By JOHN FLEMING
Published July 17, 2005
LONDON SYMPHONY ORCHESTRA: THE CENTENNIAL SET (ANDANTE) The London Symphony Orchestra is winding up its 100th anniversary season this month with its biennial residency at the Florida International Festival in Daytona Beach. To commemorate the anniversary, Andante has put out a splendid four-CD set of performances from throughout the orchestra's history. Selections range from Weber's Oberon overture under the legendary Arthur Nikisch in a 1914 recording, whose primitive sound is surprisingly communicative in a remarkable remastering, to Colin Davis, the current principal conductor, in one of his specialties, Berlioz, with excerpts from the rarely performed opera Benvenuto Cellini in a 1999 concert.
The LSO is the world's most-recorded orchestra, but Andante unearthed some interesting performances from concerts and radio broadcasts, including a smashing program from the 1994 Salzburg Festival, with Georg Solti on the podium for pungent renditions of Stravinsky's Petrouchka and the Tchaikovsky Fifth Symphony.
Naturally, the set has a work by Elgar, the quintessential English composer who was closely associated with the LSO in its early days; his Cockaigne overture is given a glorious performance in a 1975 Salzburg broadcast under Andre Previn. There's a sublime treatment of Debussy's tennis court romance Jeux conducted by Michael Tilson Thomas for a 1997 BBC broadcast. Claudio Abbado leads a crystalline version of Weber's Three Pieces for Orchestra, part of an innovative festival in 1985, called "Mahler, Vienna and the 20th Century," a themed approach to programming that was widely imitated.

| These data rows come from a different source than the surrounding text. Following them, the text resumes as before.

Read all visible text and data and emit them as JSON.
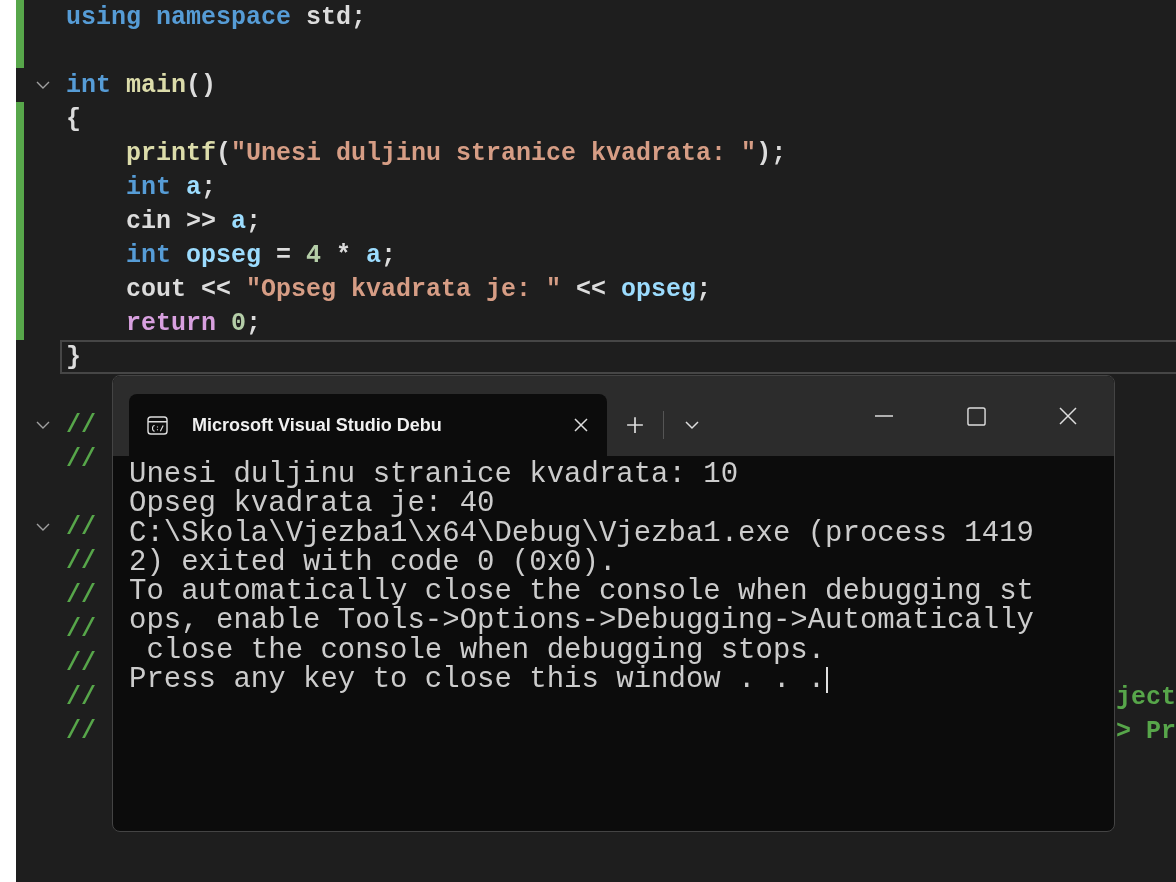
{
  "editor": {
    "lines": [
      {
        "tokens": [
          {
            "text": "using namespace ",
            "kind": "keyword"
          },
          {
            "text": "std;",
            "kind": "plain"
          }
        ],
        "kind": "top",
        "changed": true
      },
      {
        "changed": true
      },
      {
        "tokens": [
          {
            "text": "int ",
            "kind": "keyword"
          },
          {
            "text": "main",
            "kind": "function"
          },
          {
            "text": "()",
            "kind": "plain"
          }
        ],
        "kind": "top",
        "changed": false,
        "expanded": true
      },
      {
        "tokens": [
          {
            "text": "{",
            "kind": "plain"
          }
        ],
        "kind": "top",
        "changed": true
      },
      {
        "tokens": [
          {
            "text": "printf",
            "kind": "function"
          },
          {
            "text": "(",
            "kind": "plain"
          },
          {
            "text": "\"Unesi duljinu stranice kvadrata: \"",
            "kind": "string"
          },
          {
            "text": ");",
            "kind": "plain"
          }
        ],
        "kind": "body",
        "changed": true
      },
      {
        "tokens": [
          {
            "text": "int ",
            "kind": "keyword"
          },
          {
            "text": "a",
            "kind": "variable"
          },
          {
            "text": ";",
            "kind": "plain"
          }
        ],
        "kind": "body",
        "changed": true
      },
      {
        "tokens": [
          {
            "text": "cin >> ",
            "kind": "plain"
          },
          {
            "text": "a",
            "kind": "variable"
          },
          {
            "text": ";",
            "kind": "plain"
          }
        ],
        "kind": "body",
        "changed": true
      },
      {
        "tokens": [
          {
            "text": "int ",
            "kind": "keyword"
          },
          {
            "text": "opseg",
            "kind": "variable"
          },
          {
            "text": " = ",
            "kind": "plain"
          },
          {
            "text": "4",
            "kind": "number"
          },
          {
            "text": " * ",
            "kind": "plain"
          },
          {
            "text": "a",
            "kind": "variable"
          },
          {
            "text": ";",
            "kind": "plain"
          }
        ],
        "kind": "body",
        "changed": true
      },
      {
        "tokens": [
          {
            "text": "cout << ",
            "kind": "plain"
          },
          {
            "text": "\"Opseg kvadrata je: \"",
            "kind": "string"
          },
          {
            "text": " << ",
            "kind": "plain"
          },
          {
            "text": "opseg",
            "kind": "variable"
          },
          {
            "text": ";",
            "kind": "plain"
          }
        ],
        "kind": "body",
        "changed": true
      },
      {
        "tokens": [
          {
            "text": "return ",
            "kind": "control"
          },
          {
            "text": "0",
            "kind": "number"
          },
          {
            "text": ";",
            "kind": "plain"
          }
        ],
        "kind": "body",
        "changed": true
      },
      {
        "tokens": [
          {
            "text": "}",
            "kind": "plain"
          }
        ],
        "kind": "top",
        "changed": false,
        "current": true
      },
      {
        "changed": false
      },
      {
        "tokens": [
          {
            "text": "//",
            "kind": "comment"
          }
        ],
        "kind": "top",
        "changed": false,
        "expanded": true
      },
      {
        "tokens": [
          {
            "text": "//",
            "kind": "comment"
          }
        ],
        "kind": "top",
        "changed": false
      },
      {
        "changed": false
      },
      {
        "tokens": [
          {
            "text": "//",
            "kind": "comment"
          }
        ],
        "kind": "top",
        "changed": false,
        "expanded": true
      },
      {
        "tokens": [
          {
            "text": "//",
            "kind": "comment"
          }
        ],
        "kind": "top",
        "changed": false
      },
      {
        "tokens": [
          {
            "text": "//",
            "kind": "comment"
          }
        ],
        "kind": "top",
        "changed": false
      },
      {
        "tokens": [
          {
            "text": "//",
            "kind": "comment"
          }
        ],
        "kind": "top",
        "changed": false
      },
      {
        "tokens": [
          {
            "text": "//",
            "kind": "comment"
          }
        ],
        "kind": "top",
        "changed": false
      },
      {
        "tokens": [
          {
            "text": "//",
            "kind": "comment"
          }
        ],
        "kind": "top",
        "changed": false,
        "tail": "ject"
      },
      {
        "tokens": [
          {
            "text": "//",
            "kind": "comment"
          }
        ],
        "kind": "top",
        "changed": false,
        "tail": "> Pr"
      }
    ]
  },
  "console": {
    "tabs": [
      {
        "title": "Microsoft Visual Studio Debu",
        "selected": true
      }
    ],
    "lines": [
      {
        "text": "Unesi duljinu stranice kvadrata: 10"
      },
      {
        "text": "Opseg kvadrata je: 40"
      },
      {
        "text": "C:\\Skola\\Vjezba1\\x64\\Debug\\Vjezba1.exe (process 1419"
      },
      {
        "text": "2) exited with code 0 (0x0)."
      },
      {
        "text": "To automatically close the console when debugging st"
      },
      {
        "text": "ops, enable Tools->Options->Debugging->Automatically"
      },
      {
        "text": " close the console when debugging stops."
      },
      {
        "text": "Press any key to close this window . . .",
        "cursor": true
      }
    ]
  }
}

In some ways, the LSO is an unlikely contender for ranking among the top orchestras in the world. Its musicians make less money than counterparts in the major U.S. orchestras, and the LSO doesn't have the government financial support that orchestras in Berlin, Vienna and other European capitals enjoy. Yet it has established a vivid style best described by Davis: "How to be casually virtuosic seems to be their forte!"
The LSO plays five classical concerts Friday through July 29 at Daytona's 2,500-seat Peabody Auditorium; for information call 386 257-7790 or see www.fif-lso.org The centennial boxed set, with a 144-page book that includes photos and essays, is $53 at www.andante.com